PROBLEM TO SOLVE — Give back the full data, retyped precisely.

RECORD EXCERPTS —
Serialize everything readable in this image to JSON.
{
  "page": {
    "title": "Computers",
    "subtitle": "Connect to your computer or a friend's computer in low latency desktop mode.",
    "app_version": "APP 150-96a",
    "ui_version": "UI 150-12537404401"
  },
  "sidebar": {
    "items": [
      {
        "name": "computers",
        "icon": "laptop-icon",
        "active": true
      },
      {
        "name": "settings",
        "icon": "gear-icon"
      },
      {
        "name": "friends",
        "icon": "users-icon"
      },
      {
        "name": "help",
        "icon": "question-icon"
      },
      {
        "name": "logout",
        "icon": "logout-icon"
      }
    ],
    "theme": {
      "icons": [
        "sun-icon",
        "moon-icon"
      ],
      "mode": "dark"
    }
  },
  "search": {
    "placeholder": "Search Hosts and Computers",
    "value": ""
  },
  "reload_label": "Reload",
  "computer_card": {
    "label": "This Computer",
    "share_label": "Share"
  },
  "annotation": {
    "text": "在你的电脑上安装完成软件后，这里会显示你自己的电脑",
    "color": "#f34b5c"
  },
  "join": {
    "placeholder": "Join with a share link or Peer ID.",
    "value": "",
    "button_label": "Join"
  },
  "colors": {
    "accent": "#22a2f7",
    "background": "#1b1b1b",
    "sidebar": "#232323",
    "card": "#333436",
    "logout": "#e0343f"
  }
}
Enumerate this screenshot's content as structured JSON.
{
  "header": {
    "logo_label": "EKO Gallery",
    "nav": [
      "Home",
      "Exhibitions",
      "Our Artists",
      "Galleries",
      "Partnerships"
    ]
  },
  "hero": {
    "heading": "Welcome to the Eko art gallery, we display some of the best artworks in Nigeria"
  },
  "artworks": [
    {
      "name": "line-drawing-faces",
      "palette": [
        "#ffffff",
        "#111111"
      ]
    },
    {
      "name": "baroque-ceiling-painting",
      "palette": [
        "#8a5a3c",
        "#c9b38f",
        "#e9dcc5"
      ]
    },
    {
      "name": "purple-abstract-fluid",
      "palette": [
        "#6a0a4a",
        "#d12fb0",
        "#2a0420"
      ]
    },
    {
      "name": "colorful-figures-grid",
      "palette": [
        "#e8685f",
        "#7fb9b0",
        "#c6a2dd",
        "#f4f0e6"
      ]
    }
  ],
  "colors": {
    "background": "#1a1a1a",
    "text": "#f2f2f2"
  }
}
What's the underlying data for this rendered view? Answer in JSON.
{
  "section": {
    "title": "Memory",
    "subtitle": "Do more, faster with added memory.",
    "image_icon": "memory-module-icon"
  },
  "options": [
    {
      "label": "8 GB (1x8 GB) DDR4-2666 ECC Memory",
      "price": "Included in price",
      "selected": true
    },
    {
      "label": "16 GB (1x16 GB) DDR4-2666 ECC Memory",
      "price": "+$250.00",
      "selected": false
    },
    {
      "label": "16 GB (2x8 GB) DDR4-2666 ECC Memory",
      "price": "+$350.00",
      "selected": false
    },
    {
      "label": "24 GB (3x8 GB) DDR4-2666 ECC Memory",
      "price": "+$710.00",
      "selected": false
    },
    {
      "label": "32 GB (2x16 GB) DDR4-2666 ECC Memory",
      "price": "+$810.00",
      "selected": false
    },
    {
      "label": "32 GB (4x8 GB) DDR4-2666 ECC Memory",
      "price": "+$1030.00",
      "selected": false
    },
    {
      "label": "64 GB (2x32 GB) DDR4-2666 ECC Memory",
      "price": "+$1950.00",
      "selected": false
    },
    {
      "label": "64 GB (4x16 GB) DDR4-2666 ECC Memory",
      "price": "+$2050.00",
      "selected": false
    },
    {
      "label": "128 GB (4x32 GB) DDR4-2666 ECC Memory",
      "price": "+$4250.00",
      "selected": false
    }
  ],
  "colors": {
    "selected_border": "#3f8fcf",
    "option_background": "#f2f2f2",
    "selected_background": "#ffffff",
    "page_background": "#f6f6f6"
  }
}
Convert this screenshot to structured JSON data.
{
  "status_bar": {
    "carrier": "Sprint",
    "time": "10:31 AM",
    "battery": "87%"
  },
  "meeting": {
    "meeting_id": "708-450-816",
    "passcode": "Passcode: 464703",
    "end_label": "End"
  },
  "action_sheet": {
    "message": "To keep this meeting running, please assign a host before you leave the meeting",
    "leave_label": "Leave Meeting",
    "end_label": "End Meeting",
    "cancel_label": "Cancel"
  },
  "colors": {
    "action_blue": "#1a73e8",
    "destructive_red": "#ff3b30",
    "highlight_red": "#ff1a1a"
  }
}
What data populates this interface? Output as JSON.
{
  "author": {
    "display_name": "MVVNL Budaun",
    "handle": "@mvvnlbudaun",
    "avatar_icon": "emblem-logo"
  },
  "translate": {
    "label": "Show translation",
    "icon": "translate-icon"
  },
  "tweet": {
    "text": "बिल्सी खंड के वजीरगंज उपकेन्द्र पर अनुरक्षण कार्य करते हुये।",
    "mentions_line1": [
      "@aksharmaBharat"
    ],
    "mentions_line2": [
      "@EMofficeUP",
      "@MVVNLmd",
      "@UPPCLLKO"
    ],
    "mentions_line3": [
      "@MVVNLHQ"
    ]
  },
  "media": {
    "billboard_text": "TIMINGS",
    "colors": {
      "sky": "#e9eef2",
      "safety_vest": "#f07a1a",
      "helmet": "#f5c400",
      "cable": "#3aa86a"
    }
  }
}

THE ANSWER —
Serialize everything readable in this image to JSON.
{
  "page": {
    "title": "Computers",
    "subtitle": "Connect to your computer or a friend's computer in low latency desktop mode.",
    "app_version": "APP 150-96a",
    "ui_version": "UI 150-12537404401"
  },
  "sidebar": {
    "items": [
      {
        "name": "computers",
        "icon": "laptop-icon",
        "active": true
      },
      {
        "name": "settings",
        "icon": "gear-icon"
      },
      {
        "name": "friends",
        "icon": "users-icon"
      },
      {
        "name": "help",
        "icon": "question-icon"
      },
      {
        "name": "logout",
        "icon": "logout-icon"
      }
    ],
    "theme": {
      "icons": [
        "sun-icon",
        "moon-icon"
      ],
      "mode": "dark"
    }
  },
  "search": {
    "placeholder": "Search Hosts and Computers",
    "value": ""
  },
  "reload_label": "Reload",
  "computer_card": {
    "label": "This Computer",
    "share_label": "Share"
  },
  "annotation": {
    "text": "在你的电脑上安装完成软件后，这里会显示你自己的电脑",
    "color": "#f34b5c"
  },
  "join": {
    "placeholder": "Join with a share link or Peer ID.",
    "value": "",
    "button_label": "Join"
  },
  "colors": {
    "accent": "#22a2f7",
    "background": "#1b1b1b",
    "sidebar": "#232323",
    "card": "#333436",
    "logout": "#e0343f"
  }
}
Enumerate this screenshot's content as structured JSON.
{
  "header": {
    "logo_label": "EKO Gallery",
    "nav": [
      "Home",
      "Exhibitions",
      "Our Artists",
      "Galleries",
      "Partnerships"
    ]
  },
  "hero": {
    "heading": "Welcome to the Eko art gallery, we display some of the best artworks in Nigeria"
  },
  "artworks": [
    {
      "name": "line-drawing-faces",
      "palette": [
        "#ffffff",
        "#111111"
      ]
    },
    {
      "name": "baroque-ceiling-painting",
      "palette": [
        "#8a5a3c",
        "#c9b38f",
        "#e9dcc5"
      ]
    },
    {
      "name": "purple-abstract-fluid",
      "palette": [
        "#6a0a4a",
        "#d12fb0",
        "#2a0420"
      ]
    },
    {
      "name": "colorful-figures-grid",
      "palette": [
        "#e8685f",
        "#7fb9b0",
        "#c6a2dd",
        "#f4f0e6"
      ]
    }
  ],
  "colors": {
    "background": "#1a1a1a",
    "text": "#f2f2f2"
  }
}
What's the underlying data for this rendered view? Answer in JSON.
{
  "section": {
    "title": "Memory",
    "subtitle": "Do more, faster with added memory.",
    "image_icon": "memory-module-icon"
  },
  "options": [
    {
      "label": "8 GB (1x8 GB) DDR4-2666 ECC Memory",
      "price": "Included in price",
      "selected": true
    },
    {
      "label": "16 GB (1x16 GB) DDR4-2666 ECC Memory",
      "price": "+$250.00",
      "selected": false
    },
    {
      "label": "16 GB (2x8 GB) DDR4-2666 ECC Memory",
      "price": "+$350.00",
      "selected": false
    },
    {
      "label": "24 GB (3x8 GB) DDR4-2666 ECC Memory",
      "price": "+$710.00",
      "selected": false
    },
    {
      "label": "32 GB (2x16 GB) DDR4-2666 ECC Memory",
      "price": "+$810.00",
      "selected": false
    },
    {
      "label": "32 GB (4x8 GB) DDR4-2666 ECC Memory",
      "price": "+$1030.00",
      "selected": false
    },
    {
      "label": "64 GB (2x32 GB) DDR4-2666 ECC Memory",
      "price": "+$1950.00",
      "selected": false
    },
    {
      "label": "64 GB (4x16 GB) DDR4-2666 ECC Memory",
      "price": "+$2050.00",
      "selected": false
    },
    {
      "label": "128 GB (4x32 GB) DDR4-2666 ECC Memory",
      "price": "+$4250.00",
      "selected": false
    }
  ],
  "colors": {
    "selected_border": "#3f8fcf",
    "option_background": "#f2f2f2",
    "selected_background": "#ffffff",
    "page_background": "#f6f6f6"
  }
}
Convert this screenshot to structured JSON data.
{
  "status_bar": {
    "carrier": "Sprint",
    "time": "10:31 AM",
    "battery": "87%"
  },
  "meeting": {
    "meeting_id": "708-450-816",
    "passcode": "Passcode: 464703",
    "end_label": "End"
  },
  "action_sheet": {
    "message": "To keep this meeting running, please assign a host before you leave the meeting",
    "leave_label": "Leave Meeting",
    "end_label": "End Meeting",
    "cancel_label": "Cancel"
  },
  "colors": {
    "action_blue": "#1a73e8",
    "destructive_red": "#ff3b30",
    "highlight_red": "#ff1a1a"
  }
}
What data populates this interface? Output as JSON.
{
  "author": {
    "display_name": "MVVNL Budaun",
    "handle": "@mvvnlbudaun",
    "avatar_icon": "emblem-logo"
  },
  "translate": {
    "label": "Show translation",
    "icon": "translate-icon"
  },
  "tweet": {
    "text": "बिल्सी खंड के वजीरगंज उपकेन्द्र पर अनुरक्षण कार्य करते हुये।",
    "mentions_line1": [
      "@aksharmaBharat"
    ],
    "mentions_line2": [
      "@EMofficeUP",
      "@MVVNLmd",
      "@UPPCLLKO"
    ],
    "mentions_line3": [
      "@MVVNLHQ"
    ]
  },
  "media": {
    "billboard_text": "TIMINGS",
    "colors": {
      "sky": "#e9eef2",
      "safety_vest": "#f07a1a",
      "helmet": "#f5c400",
      "cable": "#3aa86a"
    }
  }
}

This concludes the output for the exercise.